- EXCERPTED DATA
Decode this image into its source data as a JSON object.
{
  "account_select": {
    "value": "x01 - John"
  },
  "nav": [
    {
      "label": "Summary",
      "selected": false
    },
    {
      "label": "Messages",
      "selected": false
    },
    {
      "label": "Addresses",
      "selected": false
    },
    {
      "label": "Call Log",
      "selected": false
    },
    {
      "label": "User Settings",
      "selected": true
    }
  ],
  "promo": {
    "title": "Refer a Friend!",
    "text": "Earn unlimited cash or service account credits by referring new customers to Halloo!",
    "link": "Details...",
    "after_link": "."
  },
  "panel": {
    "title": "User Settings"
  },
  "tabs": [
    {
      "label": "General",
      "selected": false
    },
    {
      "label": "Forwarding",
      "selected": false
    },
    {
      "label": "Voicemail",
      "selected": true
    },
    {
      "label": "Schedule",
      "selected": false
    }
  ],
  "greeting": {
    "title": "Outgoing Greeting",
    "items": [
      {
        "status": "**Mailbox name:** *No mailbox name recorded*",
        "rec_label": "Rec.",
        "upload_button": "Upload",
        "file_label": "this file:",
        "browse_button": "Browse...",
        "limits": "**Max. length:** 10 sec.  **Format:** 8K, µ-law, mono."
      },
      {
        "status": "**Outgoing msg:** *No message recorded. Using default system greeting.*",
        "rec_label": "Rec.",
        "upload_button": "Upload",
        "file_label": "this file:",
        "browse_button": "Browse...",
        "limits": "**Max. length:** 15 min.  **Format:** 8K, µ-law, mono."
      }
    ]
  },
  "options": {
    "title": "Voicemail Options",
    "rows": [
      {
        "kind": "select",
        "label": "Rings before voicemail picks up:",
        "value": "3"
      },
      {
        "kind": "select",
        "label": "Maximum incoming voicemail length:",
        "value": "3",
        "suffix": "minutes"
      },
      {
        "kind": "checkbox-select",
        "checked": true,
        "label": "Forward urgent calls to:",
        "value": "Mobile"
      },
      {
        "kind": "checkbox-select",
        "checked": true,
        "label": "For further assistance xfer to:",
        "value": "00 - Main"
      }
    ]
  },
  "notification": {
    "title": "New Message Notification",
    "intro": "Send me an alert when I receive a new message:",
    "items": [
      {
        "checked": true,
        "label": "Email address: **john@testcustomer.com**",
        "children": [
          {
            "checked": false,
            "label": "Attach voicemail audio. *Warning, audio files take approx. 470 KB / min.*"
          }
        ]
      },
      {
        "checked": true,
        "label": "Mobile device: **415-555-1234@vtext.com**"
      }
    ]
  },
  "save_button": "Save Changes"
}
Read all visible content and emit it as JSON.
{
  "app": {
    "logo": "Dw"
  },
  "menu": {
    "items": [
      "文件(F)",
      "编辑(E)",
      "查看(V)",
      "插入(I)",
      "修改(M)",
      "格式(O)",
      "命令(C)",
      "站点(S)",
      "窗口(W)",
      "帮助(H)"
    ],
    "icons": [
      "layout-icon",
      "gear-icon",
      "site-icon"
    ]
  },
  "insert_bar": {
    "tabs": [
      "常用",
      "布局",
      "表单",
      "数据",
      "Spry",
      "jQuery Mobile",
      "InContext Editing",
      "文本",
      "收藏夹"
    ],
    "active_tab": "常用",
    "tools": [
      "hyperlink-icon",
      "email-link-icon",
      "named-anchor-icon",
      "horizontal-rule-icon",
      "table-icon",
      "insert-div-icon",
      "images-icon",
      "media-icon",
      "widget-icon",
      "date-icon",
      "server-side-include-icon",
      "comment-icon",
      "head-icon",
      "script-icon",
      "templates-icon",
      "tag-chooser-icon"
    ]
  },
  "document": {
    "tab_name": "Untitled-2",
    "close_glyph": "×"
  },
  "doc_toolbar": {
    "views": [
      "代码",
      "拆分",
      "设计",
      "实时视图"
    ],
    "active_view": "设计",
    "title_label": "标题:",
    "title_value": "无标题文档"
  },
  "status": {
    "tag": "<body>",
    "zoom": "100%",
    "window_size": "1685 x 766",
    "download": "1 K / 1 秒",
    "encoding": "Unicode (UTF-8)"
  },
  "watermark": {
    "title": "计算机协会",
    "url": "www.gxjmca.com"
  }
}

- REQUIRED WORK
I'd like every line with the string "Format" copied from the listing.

- REPLY
        "limits": "**Max. length:** 10 sec.  **Format:** 8K, µ-law, mono."
        "limits": "**Max. length:** 15 min.  **Format:** 8K, µ-law, mono."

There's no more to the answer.